Dataset items:
····················

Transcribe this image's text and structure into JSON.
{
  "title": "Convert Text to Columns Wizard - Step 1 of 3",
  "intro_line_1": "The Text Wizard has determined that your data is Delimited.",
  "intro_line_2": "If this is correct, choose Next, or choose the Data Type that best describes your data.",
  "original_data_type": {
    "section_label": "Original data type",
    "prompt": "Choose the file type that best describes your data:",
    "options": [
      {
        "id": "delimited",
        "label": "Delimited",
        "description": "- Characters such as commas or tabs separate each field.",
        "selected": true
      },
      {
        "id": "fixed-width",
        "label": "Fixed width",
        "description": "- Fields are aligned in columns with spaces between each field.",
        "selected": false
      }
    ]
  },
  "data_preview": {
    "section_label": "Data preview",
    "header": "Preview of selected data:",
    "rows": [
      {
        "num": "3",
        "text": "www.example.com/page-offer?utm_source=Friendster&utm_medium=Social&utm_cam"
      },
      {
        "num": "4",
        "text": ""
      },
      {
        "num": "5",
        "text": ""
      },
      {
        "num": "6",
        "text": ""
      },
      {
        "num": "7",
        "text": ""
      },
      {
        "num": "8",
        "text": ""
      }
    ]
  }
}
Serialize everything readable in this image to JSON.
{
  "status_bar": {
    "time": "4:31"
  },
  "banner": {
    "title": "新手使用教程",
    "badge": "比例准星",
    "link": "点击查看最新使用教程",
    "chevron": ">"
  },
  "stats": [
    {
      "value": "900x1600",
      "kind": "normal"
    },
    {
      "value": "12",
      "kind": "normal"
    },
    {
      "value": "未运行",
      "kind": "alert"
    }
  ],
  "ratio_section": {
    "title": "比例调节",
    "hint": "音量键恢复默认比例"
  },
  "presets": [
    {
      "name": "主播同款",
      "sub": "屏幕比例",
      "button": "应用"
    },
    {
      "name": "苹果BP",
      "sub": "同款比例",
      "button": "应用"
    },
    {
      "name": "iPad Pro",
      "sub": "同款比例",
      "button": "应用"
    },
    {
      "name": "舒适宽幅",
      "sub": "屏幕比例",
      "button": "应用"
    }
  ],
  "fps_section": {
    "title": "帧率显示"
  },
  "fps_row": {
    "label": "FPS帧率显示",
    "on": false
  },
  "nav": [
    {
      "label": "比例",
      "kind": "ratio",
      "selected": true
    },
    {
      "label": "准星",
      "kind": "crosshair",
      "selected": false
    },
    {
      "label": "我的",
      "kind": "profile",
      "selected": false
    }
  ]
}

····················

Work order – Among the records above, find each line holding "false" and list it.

Answer to the exercise –
        "selected": false
    "on": false
      "selected": false
      "selected": false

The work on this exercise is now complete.